* _What is expected_
What this exercise calls for is an exact copy of the data.

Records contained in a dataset

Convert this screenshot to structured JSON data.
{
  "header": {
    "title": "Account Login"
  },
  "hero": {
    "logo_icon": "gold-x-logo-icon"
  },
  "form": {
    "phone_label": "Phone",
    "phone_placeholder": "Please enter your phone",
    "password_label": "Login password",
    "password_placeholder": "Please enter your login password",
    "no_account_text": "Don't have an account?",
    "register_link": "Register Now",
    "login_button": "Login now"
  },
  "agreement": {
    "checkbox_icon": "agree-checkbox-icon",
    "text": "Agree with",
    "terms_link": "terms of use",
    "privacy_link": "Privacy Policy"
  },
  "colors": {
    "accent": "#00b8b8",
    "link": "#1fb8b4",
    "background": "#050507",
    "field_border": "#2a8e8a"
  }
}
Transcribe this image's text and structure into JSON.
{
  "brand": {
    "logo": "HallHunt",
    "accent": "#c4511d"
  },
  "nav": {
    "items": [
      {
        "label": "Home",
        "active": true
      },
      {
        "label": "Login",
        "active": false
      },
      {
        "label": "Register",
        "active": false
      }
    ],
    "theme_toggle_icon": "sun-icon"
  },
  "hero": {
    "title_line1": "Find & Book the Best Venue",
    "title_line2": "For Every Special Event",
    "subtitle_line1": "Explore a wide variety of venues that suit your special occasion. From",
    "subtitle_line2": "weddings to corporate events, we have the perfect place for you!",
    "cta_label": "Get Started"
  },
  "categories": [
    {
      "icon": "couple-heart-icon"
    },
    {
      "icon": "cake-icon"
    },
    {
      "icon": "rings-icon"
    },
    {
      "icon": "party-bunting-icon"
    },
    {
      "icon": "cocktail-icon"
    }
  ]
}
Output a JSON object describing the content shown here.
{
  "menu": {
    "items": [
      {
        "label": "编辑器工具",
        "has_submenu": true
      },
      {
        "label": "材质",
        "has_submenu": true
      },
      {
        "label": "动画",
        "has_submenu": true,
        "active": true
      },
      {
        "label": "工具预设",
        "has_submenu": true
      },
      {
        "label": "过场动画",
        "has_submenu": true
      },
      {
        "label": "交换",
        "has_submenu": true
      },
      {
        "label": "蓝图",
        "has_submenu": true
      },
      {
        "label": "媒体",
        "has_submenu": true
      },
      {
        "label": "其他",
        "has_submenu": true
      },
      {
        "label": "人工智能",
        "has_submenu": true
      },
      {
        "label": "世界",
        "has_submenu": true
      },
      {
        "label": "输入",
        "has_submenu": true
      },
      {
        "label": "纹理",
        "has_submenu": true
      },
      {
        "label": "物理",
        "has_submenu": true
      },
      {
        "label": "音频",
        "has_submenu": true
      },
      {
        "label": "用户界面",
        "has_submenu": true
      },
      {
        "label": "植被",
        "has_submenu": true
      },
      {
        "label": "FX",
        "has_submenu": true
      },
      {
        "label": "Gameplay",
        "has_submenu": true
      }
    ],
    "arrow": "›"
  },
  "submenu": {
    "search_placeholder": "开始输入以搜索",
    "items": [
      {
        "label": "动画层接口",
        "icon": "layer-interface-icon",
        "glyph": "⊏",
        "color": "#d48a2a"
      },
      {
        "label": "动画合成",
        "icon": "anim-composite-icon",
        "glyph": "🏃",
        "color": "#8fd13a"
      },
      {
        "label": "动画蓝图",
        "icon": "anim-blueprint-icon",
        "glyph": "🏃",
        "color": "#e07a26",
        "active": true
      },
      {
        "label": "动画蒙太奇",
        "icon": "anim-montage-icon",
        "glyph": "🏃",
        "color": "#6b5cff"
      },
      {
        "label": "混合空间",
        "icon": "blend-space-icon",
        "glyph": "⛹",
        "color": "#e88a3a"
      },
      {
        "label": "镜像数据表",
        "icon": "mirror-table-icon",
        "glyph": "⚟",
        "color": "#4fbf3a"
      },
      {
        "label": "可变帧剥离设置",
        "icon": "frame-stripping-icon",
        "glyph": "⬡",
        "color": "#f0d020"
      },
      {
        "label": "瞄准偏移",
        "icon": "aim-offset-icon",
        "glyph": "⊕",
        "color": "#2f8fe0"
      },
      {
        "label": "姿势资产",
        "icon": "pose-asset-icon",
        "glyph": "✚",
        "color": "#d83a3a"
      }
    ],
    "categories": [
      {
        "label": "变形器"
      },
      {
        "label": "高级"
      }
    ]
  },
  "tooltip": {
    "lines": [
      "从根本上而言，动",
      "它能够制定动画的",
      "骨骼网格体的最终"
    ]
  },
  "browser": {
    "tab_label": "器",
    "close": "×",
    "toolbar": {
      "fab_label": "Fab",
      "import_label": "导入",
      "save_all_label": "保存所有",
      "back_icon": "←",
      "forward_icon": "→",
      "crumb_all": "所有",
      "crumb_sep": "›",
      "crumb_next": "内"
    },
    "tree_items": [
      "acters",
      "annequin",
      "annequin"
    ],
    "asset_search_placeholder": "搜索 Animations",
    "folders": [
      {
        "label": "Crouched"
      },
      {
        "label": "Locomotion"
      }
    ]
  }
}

* _Written solution_
Convert this screenshot to structured JSON data.
{
  "header": {
    "title": "Account Login"
  },
  "hero": {
    "logo_icon": "gold-x-logo-icon"
  },
  "form": {
    "phone_label": "Phone",
    "phone_placeholder": "Please enter your phone",
    "password_label": "Login password",
    "password_placeholder": "Please enter your login password",
    "no_account_text": "Don't have an account?",
    "register_link": "Register Now",
    "login_button": "Login now"
  },
  "agreement": {
    "checkbox_icon": "agree-checkbox-icon",
    "text": "Agree with",
    "terms_link": "terms of use",
    "privacy_link": "Privacy Policy"
  },
  "colors": {
    "accent": "#00b8b8",
    "link": "#1fb8b4",
    "background": "#050507",
    "field_border": "#2a8e8a"
  }
}
Transcribe this image's text and structure into JSON.
{
  "brand": {
    "logo": "HallHunt",
    "accent": "#c4511d"
  },
  "nav": {
    "items": [
      {
        "label": "Home",
        "active": true
      },
      {
        "label": "Login",
        "active": false
      },
      {
        "label": "Register",
        "active": false
      }
    ],
    "theme_toggle_icon": "sun-icon"
  },
  "hero": {
    "title_line1": "Find & Book the Best Venue",
    "title_line2": "For Every Special Event",
    "subtitle_line1": "Explore a wide variety of venues that suit your special occasion. From",
    "subtitle_line2": "weddings to corporate events, we have the perfect place for you!",
    "cta_label": "Get Started"
  },
  "categories": [
    {
      "icon": "couple-heart-icon"
    },
    {
      "icon": "cake-icon"
    },
    {
      "icon": "rings-icon"
    },
    {
      "icon": "party-bunting-icon"
    },
    {
      "icon": "cocktail-icon"
    }
  ]
}
Output a JSON object describing the content shown here.
{
  "menu": {
    "items": [
      {
        "label": "编辑器工具",
        "has_submenu": true
      },
      {
        "label": "材质",
        "has_submenu": true
      },
      {
        "label": "动画",
        "has_submenu": true,
        "active": true
      },
      {
        "label": "工具预设",
        "has_submenu": true
      },
      {
        "label": "过场动画",
        "has_submenu": true
      },
      {
        "label": "交换",
        "has_submenu": true
      },
      {
        "label": "蓝图",
        "has_submenu": true
      },
      {
        "label": "媒体",
        "has_submenu": true
      },
      {
        "label": "其他",
        "has_submenu": true
      },
      {
        "label": "人工智能",
        "has_submenu": true
      },
      {
        "label": "世界",
        "has_submenu": true
      },
      {
        "label": "输入",
        "has_submenu": true
      },
      {
        "label": "纹理",
        "has_submenu": true
      },
      {
        "label": "物理",
        "has_submenu": true
      },
      {
        "label": "音频",
        "has_submenu": true
      },
      {
        "label": "用户界面",
        "has_submenu": true
      },
      {
        "label": "植被",
        "has_submenu": true
      },
      {
        "label": "FX",
        "has_submenu": true
      },
      {
        "label": "Gameplay",
        "has_submenu": true
      }
    ],
    "arrow": "›"
  },
  "submenu": {
    "search_placeholder": "开始输入以搜索",
    "items": [
      {
        "label": "动画层接口",
        "icon": "layer-interface-icon",
        "glyph": "⊏",
        "color": "#d48a2a"
      },
      {
        "label": "动画合成",
        "icon": "anim-composite-icon",
        "glyph": "🏃",
        "color": "#8fd13a"
      },
      {
        "label": "动画蓝图",
        "icon": "anim-blueprint-icon",
        "glyph": "🏃",
        "color": "#e07a26",
        "active": true
      },
      {
        "label": "动画蒙太奇",
        "icon": "anim-montage-icon",
        "glyph": "🏃",
        "color": "#6b5cff"
      },
      {
        "label": "混合空间",
        "icon": "blend-space-icon",
        "glyph": "⛹",
        "color": "#e88a3a"
      },
      {
        "label": "镜像数据表",
        "icon": "mirror-table-icon",
        "glyph": "⚟",
        "color": "#4fbf3a"
      },
      {
        "label": "可变帧剥离设置",
        "icon": "frame-stripping-icon",
        "glyph": "⬡",
        "color": "#f0d020"
      },
      {
        "label": "瞄准偏移",
        "icon": "aim-offset-icon",
        "glyph": "⊕",
        "color": "#2f8fe0"
      },
      {
        "label": "姿势资产",
        "icon": "pose-asset-icon",
        "glyph": "✚",
        "color": "#d83a3a"
      }
    ],
    "categories": [
      {
        "label": "变形器"
      },
      {
        "label": "高级"
      }
    ]
  },
  "tooltip": {
    "lines": [
      "从根本上而言，动",
      "它能够制定动画的",
      "骨骼网格体的最终"
    ]
  },
  "browser": {
    "tab_label": "器",
    "close": "×",
    "toolbar": {
      "fab_label": "Fab",
      "import_label": "导入",
      "save_all_label": "保存所有",
      "back_icon": "←",
      "forward_icon": "→",
      "crumb_all": "所有",
      "crumb_sep": "›",
      "crumb_next": "内"
    },
    "tree_items": [
      "acters",
      "annequin",
      "annequin"
    ],
    "asset_search_placeholder": "搜索 Animations",
    "folders": [
      {
        "label": "Crouched"
      },
      {
        "label": "Locomotion"
      }
    ]
  }
}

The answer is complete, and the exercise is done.